The answer is quite revealing: the phrase is omitted because of the weight given to the two fourth-century codices Sinaiticus and Vaticanus. Ever since the days of Westcott and Hort, these two books have been given an incredulous amount of weight in textual decisions. Another example of this fact is the omission of the traditional ending of Mark, which is supported by precisely two early manuscripts: Sinaiticus and Vaticanus. Here we see the fatal flaw of modern textual criticism: it is the interpretation of data from a perspective biased by naturalistic rationalism. Westcott and Hort “determined” that these two codices were “the Neutral Text,” and that assumption still influences the way scholars, even evangelical scholars, interpret the data.
Yet one of the chief differences between modern textual criticism and the confessional viewpoint is this: the confessional viewpoint acknowledges the usefulness of such data, but the ultimate reason why we believe the Scripture to be the word of God is the inward testimony of the Holy Spirit. After enumerating all the various external reasons to believe the Bible is the Word of God, the framers of the 1689 London Baptist Confession of Faith wrote this: “yet notwithstanding, our full persuasion and assurance of the infallible truth, and divine authority thereof, is from the inward work of the Holy Spirit bearing witness by and with the Word in our hearts” (2LBCF 1.5). This is such an important point that we must not pass over. As Christians who believe that the Bible is the divinely-inspired Word of God, we must not fall into utilizing naturalistic (atheistic) methods when dealing with the Scripture. Applying the tenets of modern textual criticism to the Bible is no different in its presuppositions and applications than treating the Bible as a book of mythology.

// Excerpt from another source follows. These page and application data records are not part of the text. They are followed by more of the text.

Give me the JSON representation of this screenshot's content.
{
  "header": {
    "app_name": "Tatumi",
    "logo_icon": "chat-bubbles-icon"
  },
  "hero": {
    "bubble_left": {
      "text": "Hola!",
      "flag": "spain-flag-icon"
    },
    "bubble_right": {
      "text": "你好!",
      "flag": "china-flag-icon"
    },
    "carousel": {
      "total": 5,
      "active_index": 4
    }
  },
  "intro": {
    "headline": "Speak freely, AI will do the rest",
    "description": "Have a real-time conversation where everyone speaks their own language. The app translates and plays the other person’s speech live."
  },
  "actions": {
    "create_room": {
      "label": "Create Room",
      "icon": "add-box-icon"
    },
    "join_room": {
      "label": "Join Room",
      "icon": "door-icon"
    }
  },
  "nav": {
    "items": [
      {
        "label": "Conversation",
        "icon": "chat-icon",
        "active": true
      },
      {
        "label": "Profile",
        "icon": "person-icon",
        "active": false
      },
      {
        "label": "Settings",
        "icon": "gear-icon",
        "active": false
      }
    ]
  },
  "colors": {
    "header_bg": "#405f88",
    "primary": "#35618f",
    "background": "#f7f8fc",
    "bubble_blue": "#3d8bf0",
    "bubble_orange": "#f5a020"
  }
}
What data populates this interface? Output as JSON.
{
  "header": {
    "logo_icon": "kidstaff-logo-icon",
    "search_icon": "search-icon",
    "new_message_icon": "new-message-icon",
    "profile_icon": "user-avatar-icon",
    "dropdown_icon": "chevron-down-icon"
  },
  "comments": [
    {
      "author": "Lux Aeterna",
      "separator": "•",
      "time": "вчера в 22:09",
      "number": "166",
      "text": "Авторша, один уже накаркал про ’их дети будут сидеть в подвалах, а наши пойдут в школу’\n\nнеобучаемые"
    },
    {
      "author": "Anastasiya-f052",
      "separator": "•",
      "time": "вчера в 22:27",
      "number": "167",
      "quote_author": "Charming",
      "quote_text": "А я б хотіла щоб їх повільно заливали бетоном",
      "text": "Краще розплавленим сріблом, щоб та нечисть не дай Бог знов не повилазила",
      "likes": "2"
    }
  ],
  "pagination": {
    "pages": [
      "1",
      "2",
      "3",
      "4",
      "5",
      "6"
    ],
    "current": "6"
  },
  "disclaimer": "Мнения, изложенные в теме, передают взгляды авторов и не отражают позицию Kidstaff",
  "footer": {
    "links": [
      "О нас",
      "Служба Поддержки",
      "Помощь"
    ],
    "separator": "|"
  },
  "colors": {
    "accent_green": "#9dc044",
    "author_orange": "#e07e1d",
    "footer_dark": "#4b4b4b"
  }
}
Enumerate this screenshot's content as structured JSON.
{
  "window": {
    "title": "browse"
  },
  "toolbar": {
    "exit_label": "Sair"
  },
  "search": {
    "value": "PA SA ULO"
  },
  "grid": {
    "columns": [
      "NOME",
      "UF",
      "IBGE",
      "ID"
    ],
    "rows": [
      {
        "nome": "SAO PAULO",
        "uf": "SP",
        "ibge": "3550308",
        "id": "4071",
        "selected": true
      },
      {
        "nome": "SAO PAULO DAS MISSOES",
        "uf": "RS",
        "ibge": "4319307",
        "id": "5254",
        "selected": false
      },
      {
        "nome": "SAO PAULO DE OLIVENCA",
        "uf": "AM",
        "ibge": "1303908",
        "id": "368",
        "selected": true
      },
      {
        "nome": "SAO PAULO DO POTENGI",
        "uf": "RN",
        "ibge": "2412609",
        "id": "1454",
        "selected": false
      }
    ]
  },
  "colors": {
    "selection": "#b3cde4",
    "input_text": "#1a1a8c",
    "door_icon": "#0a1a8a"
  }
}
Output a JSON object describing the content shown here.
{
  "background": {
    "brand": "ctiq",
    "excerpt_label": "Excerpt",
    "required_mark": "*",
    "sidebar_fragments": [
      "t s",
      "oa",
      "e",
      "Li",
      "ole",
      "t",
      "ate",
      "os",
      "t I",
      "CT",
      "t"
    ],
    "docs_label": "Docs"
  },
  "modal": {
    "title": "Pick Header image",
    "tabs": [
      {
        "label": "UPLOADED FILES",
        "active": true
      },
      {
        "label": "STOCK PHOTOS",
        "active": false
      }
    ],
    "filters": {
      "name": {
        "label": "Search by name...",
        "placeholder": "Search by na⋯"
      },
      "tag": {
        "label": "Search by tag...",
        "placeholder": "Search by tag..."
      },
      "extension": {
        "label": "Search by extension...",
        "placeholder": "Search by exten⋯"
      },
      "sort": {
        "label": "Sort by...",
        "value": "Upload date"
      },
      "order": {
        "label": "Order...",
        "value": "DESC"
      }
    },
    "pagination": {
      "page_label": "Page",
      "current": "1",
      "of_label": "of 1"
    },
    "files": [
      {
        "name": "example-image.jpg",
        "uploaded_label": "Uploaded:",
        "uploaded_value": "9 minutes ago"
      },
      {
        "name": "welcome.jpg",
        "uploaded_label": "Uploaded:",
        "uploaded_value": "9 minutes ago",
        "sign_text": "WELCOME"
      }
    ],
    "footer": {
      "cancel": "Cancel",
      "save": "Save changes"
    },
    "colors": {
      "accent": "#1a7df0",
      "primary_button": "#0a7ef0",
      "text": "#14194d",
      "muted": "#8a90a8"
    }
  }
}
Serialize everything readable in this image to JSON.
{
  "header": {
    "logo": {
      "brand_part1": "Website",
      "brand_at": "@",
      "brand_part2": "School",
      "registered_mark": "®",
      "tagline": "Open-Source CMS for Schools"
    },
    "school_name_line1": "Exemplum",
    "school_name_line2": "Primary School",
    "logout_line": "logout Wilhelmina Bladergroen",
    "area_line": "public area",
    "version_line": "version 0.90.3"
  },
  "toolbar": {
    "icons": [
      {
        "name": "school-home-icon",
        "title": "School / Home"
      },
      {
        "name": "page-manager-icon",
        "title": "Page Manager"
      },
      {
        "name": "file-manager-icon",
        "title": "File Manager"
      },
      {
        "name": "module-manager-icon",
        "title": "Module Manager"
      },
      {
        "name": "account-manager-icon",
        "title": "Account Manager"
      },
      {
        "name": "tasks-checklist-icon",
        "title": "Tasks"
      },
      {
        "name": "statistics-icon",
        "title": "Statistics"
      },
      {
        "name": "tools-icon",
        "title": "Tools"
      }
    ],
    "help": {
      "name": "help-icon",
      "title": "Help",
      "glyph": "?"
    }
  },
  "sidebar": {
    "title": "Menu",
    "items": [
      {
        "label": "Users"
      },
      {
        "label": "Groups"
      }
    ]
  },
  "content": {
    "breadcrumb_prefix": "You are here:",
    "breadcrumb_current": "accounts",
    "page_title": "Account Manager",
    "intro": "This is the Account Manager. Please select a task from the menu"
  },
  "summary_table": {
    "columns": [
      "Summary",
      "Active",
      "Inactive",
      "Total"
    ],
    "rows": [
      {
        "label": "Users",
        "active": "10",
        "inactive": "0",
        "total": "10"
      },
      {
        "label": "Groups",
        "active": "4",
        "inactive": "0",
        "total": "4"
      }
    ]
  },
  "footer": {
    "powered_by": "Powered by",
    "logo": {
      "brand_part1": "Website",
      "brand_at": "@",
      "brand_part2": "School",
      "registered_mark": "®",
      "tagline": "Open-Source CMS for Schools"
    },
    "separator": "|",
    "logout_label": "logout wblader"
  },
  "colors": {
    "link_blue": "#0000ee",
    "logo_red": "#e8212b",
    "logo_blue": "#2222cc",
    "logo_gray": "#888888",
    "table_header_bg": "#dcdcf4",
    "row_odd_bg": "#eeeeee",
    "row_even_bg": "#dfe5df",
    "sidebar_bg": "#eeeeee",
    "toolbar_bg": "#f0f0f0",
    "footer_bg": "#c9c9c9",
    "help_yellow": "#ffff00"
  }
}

At this point, some of those reading this might be asking the question, “So what?” That is an excellent question to ask, and one we should always ask when dealing with issues such as this. Does this whole essay actually matter for our theology and our practice? I believe the answer to that question is yes. The words of the Bible matter. Did God preserve his Word, or did he not? If the reading of the Modern Critical Text is right, that means the church as been misled for 1,500 years. It means that during the span of time when those words were included in Scripture, the church had the wrong Bible. It means that for that length of time, Christians added to the words of Scripture. If the MCT is wrong, that means all these modern versions based upon that text have omitted the Words of God. This issue is profoundly important. Now, with that said, I am not arguing that anyone who uses a modern version is guilting of adding and omitting to the Word of God. There are some on my side of the line who would call others on the other side of the line heretics, but I am not one of those people. There are many men whom I respect who would disagree with me, who love the Lord and love his people, and for some reason they have bought into the narrative of modern textual criticism. Yet the question must be asked: in our practice, are we affirming that God has preserved his Word pure down through the ages? I cannot see how a person affirming modern textual criticism can answer that question positively in light of the above discussion concerning Mark 9:29.